Take a mean average of the heart rates taken each minute throughout the test. This ensures you know the test heart rate, rather than data captured electronically, that may include parts of the warm-up, or cool down.

Use 93% of the average power output for the 20-minute test, in order to estimate the athlete’s functional threshold power. The 7% decrement approximates the loss of power that might be experienced if the athlete were to have performed the test for a whole hour.

Training Zones

Training zones (Andrew Coggan) applicable to each training session can be calculated from the FTP using the following:

Zone

Minimum % of FTP

Maximum % of FTP

1 (Active recovery)

>55%

2 (Endurance)

55%

75%

3 (Tempo)

75%

90%

4 (Threshold)

90%

105%

5 (VO2 Max)

105%

120%

6 (Anaerobic power)

>120%

Using threshold efforts in training, preferably utilizing the control of an indoor trainer is an extremely effective way of improving an athlete’s fitness and periodic re-testing allows the athlete and their coach to see the athlete’s progress using objective data.

Evidence suggests that training in zones 3 and 4 increases the athlete’s ability to work at that level of effort for longer durations as the athlete adapts to training.

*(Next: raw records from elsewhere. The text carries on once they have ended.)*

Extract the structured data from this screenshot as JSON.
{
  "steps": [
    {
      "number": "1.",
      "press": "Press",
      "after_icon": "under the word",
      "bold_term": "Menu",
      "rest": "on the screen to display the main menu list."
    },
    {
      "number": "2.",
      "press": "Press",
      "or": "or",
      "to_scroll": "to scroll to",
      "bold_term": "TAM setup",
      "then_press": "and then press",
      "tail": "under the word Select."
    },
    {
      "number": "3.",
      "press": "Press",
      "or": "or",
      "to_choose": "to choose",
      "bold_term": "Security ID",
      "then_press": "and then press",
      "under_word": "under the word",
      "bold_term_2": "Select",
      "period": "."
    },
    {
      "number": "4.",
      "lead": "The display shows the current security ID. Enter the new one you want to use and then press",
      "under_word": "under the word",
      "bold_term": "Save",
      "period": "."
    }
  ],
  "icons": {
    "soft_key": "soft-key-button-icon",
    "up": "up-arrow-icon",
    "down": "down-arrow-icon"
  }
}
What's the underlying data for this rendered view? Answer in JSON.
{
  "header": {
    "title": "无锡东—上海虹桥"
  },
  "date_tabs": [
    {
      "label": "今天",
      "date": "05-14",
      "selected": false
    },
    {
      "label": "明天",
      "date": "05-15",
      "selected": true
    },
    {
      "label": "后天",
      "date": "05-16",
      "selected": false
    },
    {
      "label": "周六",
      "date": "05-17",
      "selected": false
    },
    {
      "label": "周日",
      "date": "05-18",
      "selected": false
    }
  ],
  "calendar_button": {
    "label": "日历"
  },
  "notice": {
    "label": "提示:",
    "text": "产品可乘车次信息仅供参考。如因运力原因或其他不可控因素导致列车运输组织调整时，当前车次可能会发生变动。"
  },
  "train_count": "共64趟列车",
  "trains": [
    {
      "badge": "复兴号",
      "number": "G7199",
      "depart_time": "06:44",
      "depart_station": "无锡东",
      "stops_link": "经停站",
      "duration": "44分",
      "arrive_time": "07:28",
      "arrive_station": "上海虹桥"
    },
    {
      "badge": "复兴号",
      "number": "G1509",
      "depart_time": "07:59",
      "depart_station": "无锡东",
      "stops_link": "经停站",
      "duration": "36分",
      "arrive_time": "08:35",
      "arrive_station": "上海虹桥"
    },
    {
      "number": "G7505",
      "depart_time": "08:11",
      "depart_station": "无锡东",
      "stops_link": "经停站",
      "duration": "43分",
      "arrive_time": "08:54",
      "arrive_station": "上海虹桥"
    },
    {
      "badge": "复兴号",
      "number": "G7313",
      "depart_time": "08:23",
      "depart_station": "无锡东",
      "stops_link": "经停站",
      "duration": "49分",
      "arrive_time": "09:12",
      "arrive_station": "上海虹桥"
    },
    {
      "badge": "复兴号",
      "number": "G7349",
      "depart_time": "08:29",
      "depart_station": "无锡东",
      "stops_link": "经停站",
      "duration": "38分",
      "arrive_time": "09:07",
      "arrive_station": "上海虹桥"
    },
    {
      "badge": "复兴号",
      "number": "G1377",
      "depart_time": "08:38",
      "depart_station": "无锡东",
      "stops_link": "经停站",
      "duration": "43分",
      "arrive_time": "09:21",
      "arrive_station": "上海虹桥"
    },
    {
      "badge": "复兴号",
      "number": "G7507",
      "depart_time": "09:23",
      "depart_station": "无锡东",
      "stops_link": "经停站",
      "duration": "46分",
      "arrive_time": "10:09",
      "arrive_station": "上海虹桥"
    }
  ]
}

Threshold training also benefits the athlete by facilitating greater economy in zones 2 and 3 for middle and long distance events.

Do you train to power? Leave a comment and share your experience.

Paul

GI Tri Coach

Weekly Swim Set 14 March 2016

Race season isn’t too far away and now is the time to really start to focus on key quality sessions in the pool. You may already be familiar with critical swim speed (CSS) but if not, follow the link to find out more:

CSS training with Swim Smooth

This week looks at establishing your critical swim speed (CSS) for improving performance

Warm-up

200m (8 lengths of the pool) building gradually from very easy to threshold
3 x 50m fast, with 10 seconds rest

Main set:
400m timed (16 lengths of the pool) (5 minutes rest / active recovery)
200m timed (8 lengths of the pool)

Warm down:
400m – 800m Easy, down to very easy, work on development aspects of your stoke during a longer cool down

Total distance 1750m

Coaching Points:

Observe lane etiquette – ideally in a dedicated lane, or agree to share left side / right side with another swimmer.

Pace the 400m evenly. Its easy to go out too hard and fade toward the end.

Observe rest periods – recover after the 400m test but don’t cool down too much, ahead of your 200m test.

Ideally share a lane with someone of a similar pace, in order to draw out the best times in friendly competition.